→ **INPUT DATA**:
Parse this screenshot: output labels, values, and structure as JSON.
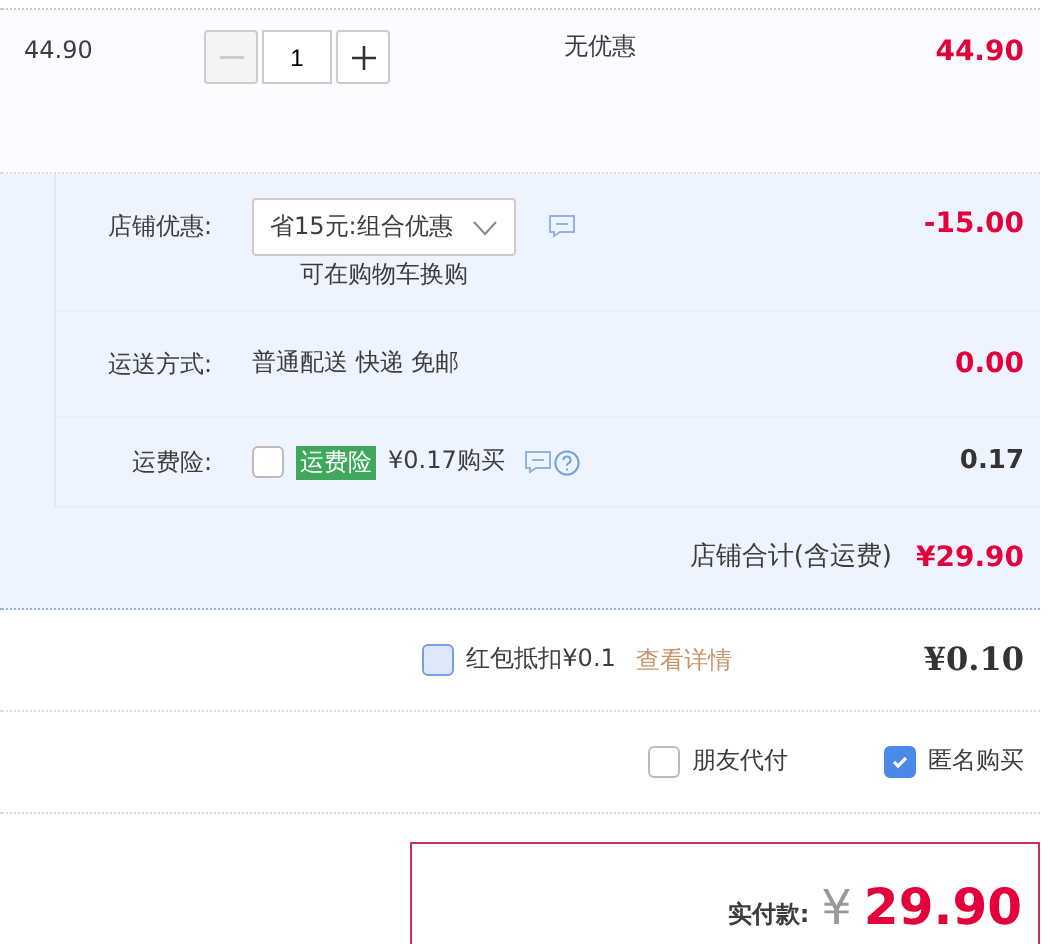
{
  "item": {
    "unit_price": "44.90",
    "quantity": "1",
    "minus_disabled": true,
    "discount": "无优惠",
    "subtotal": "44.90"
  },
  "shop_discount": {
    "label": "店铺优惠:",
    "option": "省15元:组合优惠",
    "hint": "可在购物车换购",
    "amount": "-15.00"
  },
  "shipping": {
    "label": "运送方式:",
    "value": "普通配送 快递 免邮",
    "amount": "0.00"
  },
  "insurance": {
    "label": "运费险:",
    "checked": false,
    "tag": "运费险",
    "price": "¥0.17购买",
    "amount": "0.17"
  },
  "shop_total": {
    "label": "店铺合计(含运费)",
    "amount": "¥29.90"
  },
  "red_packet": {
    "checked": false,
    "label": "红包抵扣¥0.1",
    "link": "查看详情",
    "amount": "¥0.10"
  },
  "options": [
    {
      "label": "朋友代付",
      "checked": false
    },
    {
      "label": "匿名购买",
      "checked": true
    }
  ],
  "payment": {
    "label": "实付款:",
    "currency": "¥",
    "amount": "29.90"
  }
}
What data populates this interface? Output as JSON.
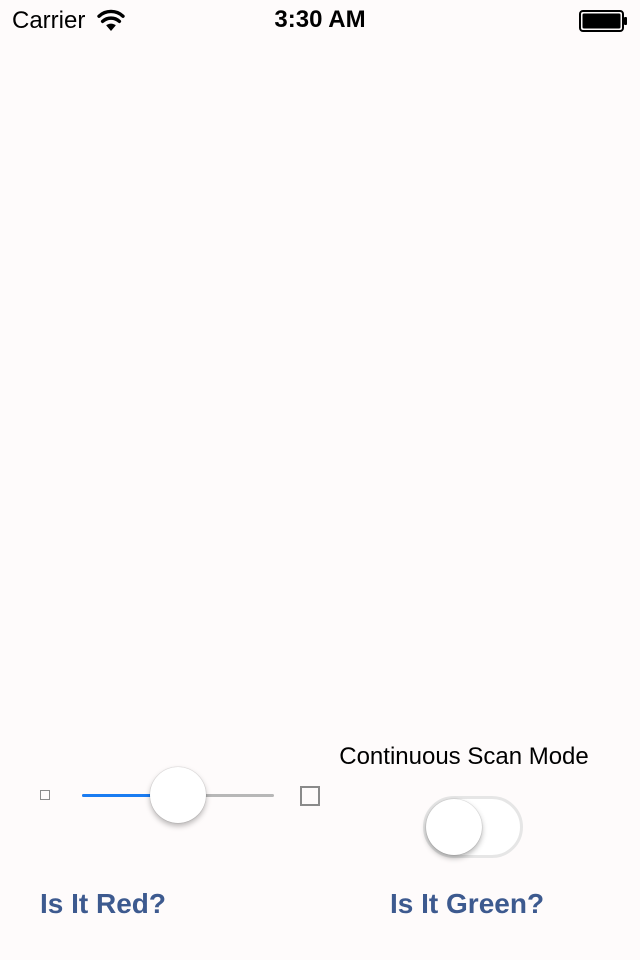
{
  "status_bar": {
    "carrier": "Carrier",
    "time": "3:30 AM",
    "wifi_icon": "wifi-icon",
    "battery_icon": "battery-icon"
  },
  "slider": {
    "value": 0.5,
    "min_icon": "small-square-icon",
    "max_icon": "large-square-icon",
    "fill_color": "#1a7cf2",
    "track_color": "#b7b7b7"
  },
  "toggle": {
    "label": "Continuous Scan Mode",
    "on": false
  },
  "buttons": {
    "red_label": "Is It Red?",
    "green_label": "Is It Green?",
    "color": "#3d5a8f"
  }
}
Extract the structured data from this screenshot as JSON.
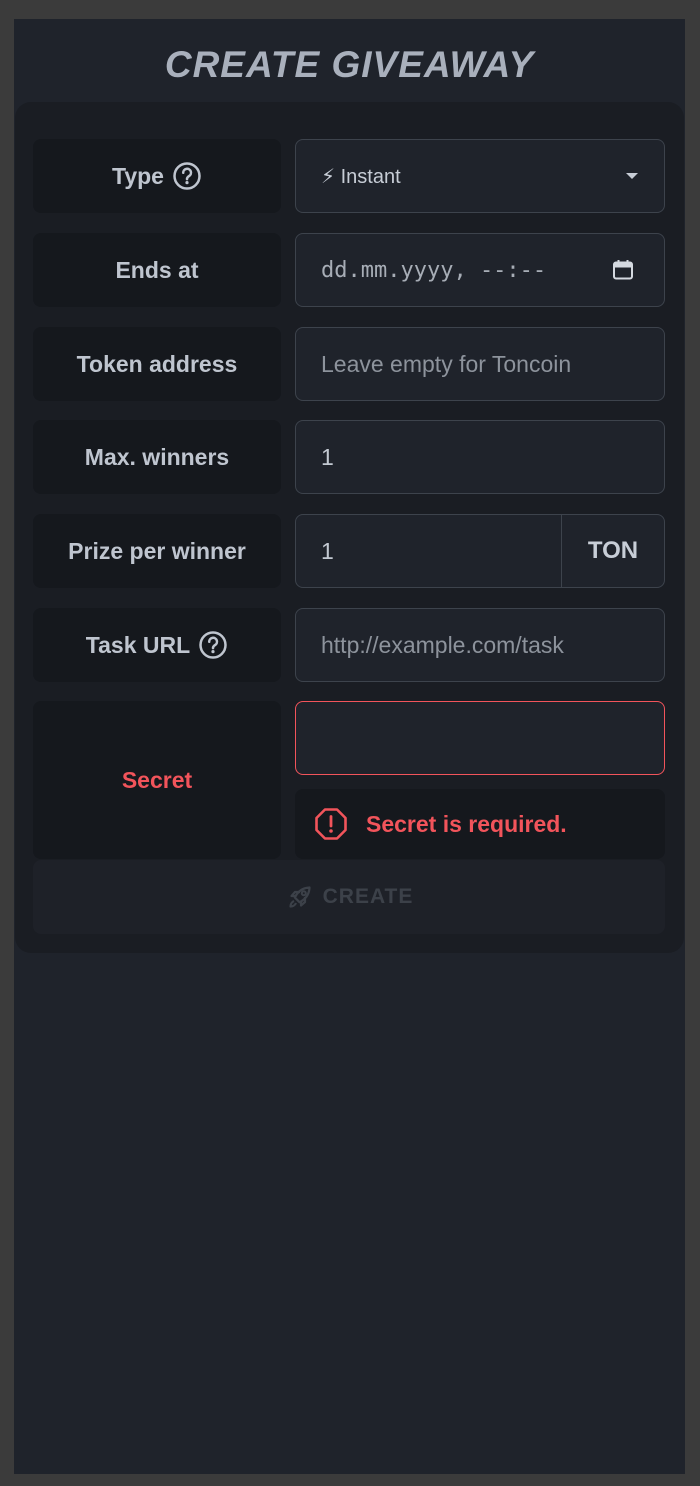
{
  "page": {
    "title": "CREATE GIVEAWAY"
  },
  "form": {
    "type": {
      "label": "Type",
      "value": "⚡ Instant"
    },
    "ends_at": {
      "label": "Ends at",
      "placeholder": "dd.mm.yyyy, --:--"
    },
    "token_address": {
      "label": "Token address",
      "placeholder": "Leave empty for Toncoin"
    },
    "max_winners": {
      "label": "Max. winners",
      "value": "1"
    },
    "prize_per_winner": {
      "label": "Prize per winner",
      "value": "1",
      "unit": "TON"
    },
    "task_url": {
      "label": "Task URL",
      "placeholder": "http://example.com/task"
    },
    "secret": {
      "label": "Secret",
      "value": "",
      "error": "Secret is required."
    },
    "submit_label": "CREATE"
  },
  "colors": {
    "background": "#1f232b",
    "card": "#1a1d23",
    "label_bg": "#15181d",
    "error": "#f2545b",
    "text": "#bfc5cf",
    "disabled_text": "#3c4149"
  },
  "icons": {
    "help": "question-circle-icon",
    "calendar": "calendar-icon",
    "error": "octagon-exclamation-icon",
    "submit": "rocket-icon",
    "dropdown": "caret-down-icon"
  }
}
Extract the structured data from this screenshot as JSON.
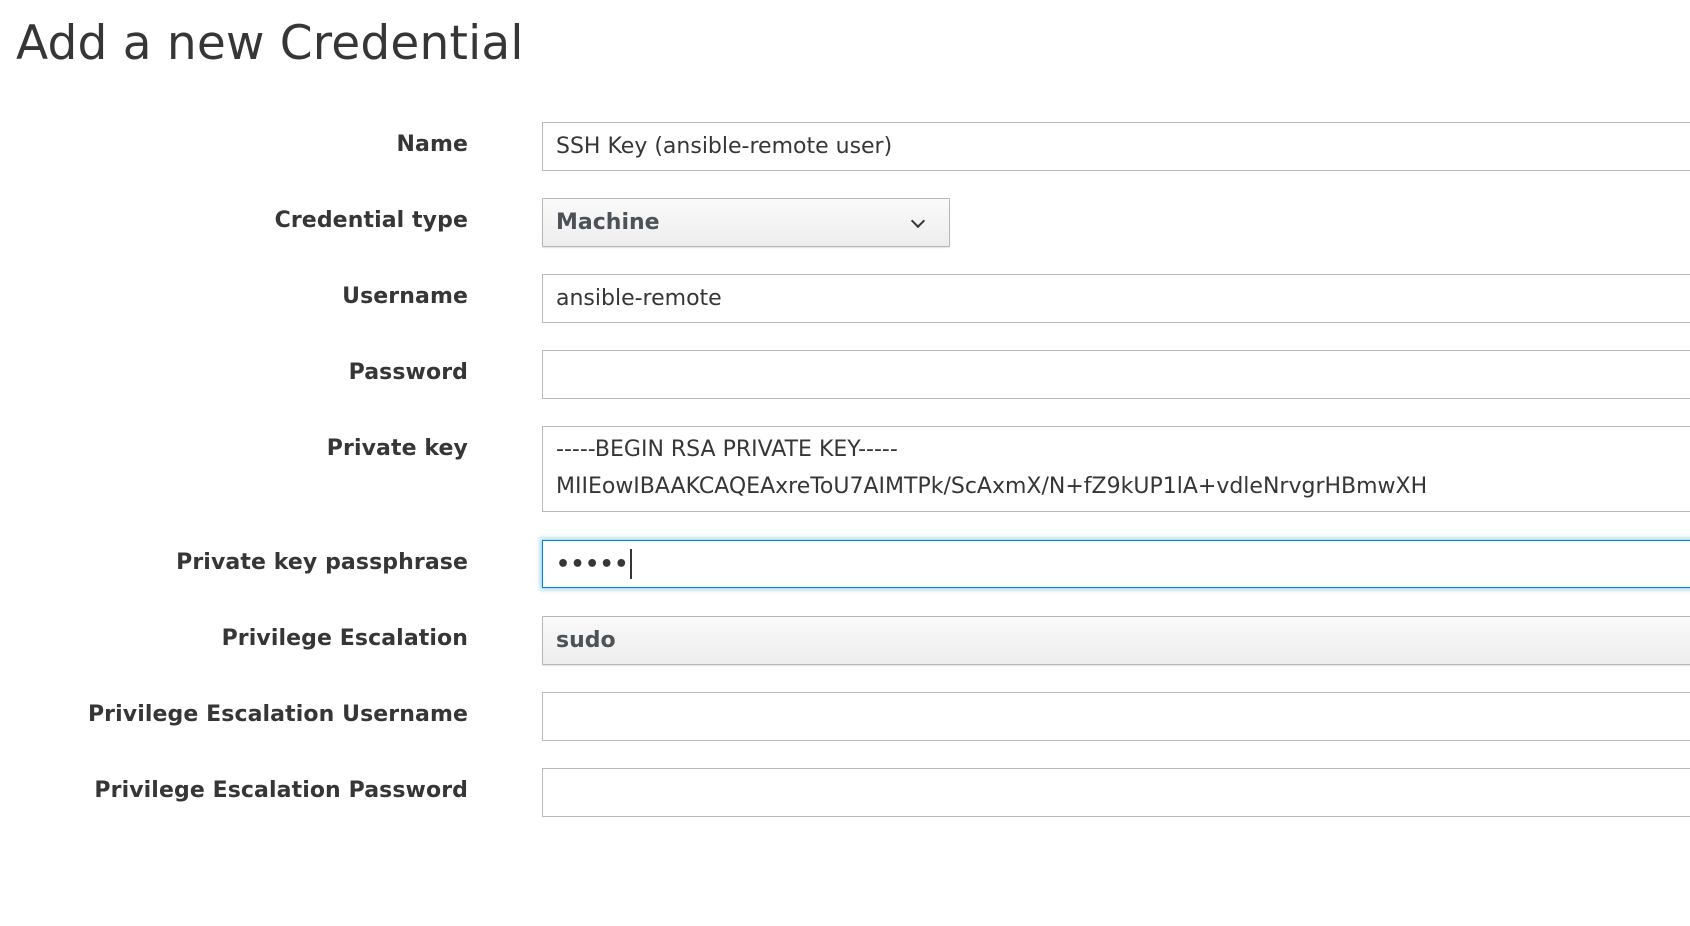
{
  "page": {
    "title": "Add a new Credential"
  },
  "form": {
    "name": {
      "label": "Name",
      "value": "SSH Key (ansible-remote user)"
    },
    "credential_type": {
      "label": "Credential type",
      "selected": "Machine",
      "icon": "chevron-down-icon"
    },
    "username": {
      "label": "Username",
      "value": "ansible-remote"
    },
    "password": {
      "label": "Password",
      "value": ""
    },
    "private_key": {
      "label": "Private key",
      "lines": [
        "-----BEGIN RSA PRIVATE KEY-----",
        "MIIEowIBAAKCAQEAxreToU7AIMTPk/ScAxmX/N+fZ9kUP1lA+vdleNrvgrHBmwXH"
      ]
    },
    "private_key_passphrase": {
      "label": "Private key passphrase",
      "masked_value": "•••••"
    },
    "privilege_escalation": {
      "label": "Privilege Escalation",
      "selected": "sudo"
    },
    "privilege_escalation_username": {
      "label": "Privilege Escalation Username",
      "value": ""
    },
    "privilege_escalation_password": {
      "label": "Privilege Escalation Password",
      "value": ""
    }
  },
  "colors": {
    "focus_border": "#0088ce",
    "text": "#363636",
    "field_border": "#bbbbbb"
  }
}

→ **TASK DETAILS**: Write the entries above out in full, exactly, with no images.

→ **WRITTEN RESPONSE**:
Parse this screenshot: output labels, values, and structure as JSON.
{
  "item": {
    "unit_price": "44.90",
    "quantity": "1",
    "minus_disabled": true,
    "discount": "无优惠",
    "subtotal": "44.90"
  },
  "shop_discount": {
    "label": "店铺优惠:",
    "option": "省15元:组合优惠",
    "hint": "可在购物车换购",
    "amount": "-15.00"
  },
  "shipping": {
    "label": "运送方式:",
    "value": "普通配送 快递 免邮",
    "amount": "0.00"
  },
  "insurance": {
    "label": "运费险:",
    "checked": false,
    "tag": "运费险",
    "price": "¥0.17购买",
    "amount": "0.17"
  },
  "shop_total": {
    "label": "店铺合计(含运费)",
    "amount": "¥29.90"
  },
  "red_packet": {
    "checked": false,
    "label": "红包抵扣¥0.1",
    "link": "查看详情",
    "amount": "¥0.10"
  },
  "options": [
    {
      "label": "朋友代付",
      "checked": false
    },
    {
      "label": "匿名购买",
      "checked": true
    }
  ],
  "payment": {
    "label": "实付款:",
    "currency": "¥",
    "amount": "29.90"
  }
}
What data populates this interface? Output as JSON.
{
  "status_bar": {
    "carrier": "Carrier",
    "time": "3:30 AM",
    "wifi_icon": "wifi-icon",
    "battery_icon": "battery-icon"
  },
  "slider": {
    "value": 0.5,
    "min_icon": "small-square-icon",
    "max_icon": "large-square-icon",
    "fill_color": "#1a7cf2",
    "track_color": "#b7b7b7"
  },
  "toggle": {
    "label": "Continuous Scan Mode",
    "on": false
  },
  "buttons": {
    "red_label": "Is It Red?",
    "green_label": "Is It Green?",
    "color": "#3d5a8f"
  }
}
Extract the structured data from this screenshot as JSON.
{
  "page": {
    "title": "CREATE GIVEAWAY"
  },
  "form": {
    "type": {
      "label": "Type",
      "value": "⚡ Instant"
    },
    "ends_at": {
      "label": "Ends at",
      "placeholder": "dd.mm.yyyy, --:--"
    },
    "token_address": {
      "label": "Token address",
      "placeholder": "Leave empty for Toncoin"
    },
    "max_winners": {
      "label": "Max. winners",
      "value": "1"
    },
    "prize_per_winner": {
      "label": "Prize per winner",
      "value": "1",
      "unit": "TON"
    },
    "task_url": {
      "label": "Task URL",
      "placeholder": "http://example.com/task"
    },
    "secret": {
      "label": "Secret",
      "value": "",
      "error": "Secret is required."
    },
    "submit_label": "CREATE"
  },
  "colors": {
    "background": "#1f232b",
    "card": "#1a1d23",
    "label_bg": "#15181d",
    "error": "#f2545b",
    "text": "#bfc5cf",
    "disabled_text": "#3c4149"
  },
  "icons": {
    "help": "question-circle-icon",
    "calendar": "calendar-icon",
    "error": "octagon-exclamation-icon",
    "submit": "rocket-icon",
    "dropdown": "caret-down-icon"
  }
}
Extract the structured data from this screenshot as JSON.
{
  "page": {
    "title": "Add a new Credential"
  },
  "form": {
    "name": {
      "label": "Name",
      "value": "SSH Key (ansible-remote user)"
    },
    "credential_type": {
      "label": "Credential type",
      "selected": "Machine",
      "icon": "chevron-down-icon"
    },
    "username": {
      "label": "Username",
      "value": "ansible-remote"
    },
    "password": {
      "label": "Password",
      "value": ""
    },
    "private_key": {
      "label": "Private key",
      "lines": [
        "-----BEGIN RSA PRIVATE KEY-----",
        "MIIEowIBAAKCAQEAxreToU7AIMTPk/ScAxmX/N+fZ9kUP1lA+vdleNrvgrHBmwXH"
      ]
    },
    "private_key_passphrase": {
      "label": "Private key passphrase",
      "masked_value": "•••••"
    },
    "privilege_escalation": {
      "label": "Privilege Escalation",
      "selected": "sudo"
    },
    "privilege_escalation_username": {
      "label": "Privilege Escalation Username",
      "value": ""
    },
    "privilege_escalation_password": {
      "label": "Privilege Escalation Password",
      "value": ""
    }
  },
  "colors": {
    "focus_border": "#0088ce",
    "text": "#363636",
    "field_border": "#bbbbbb"
  }
}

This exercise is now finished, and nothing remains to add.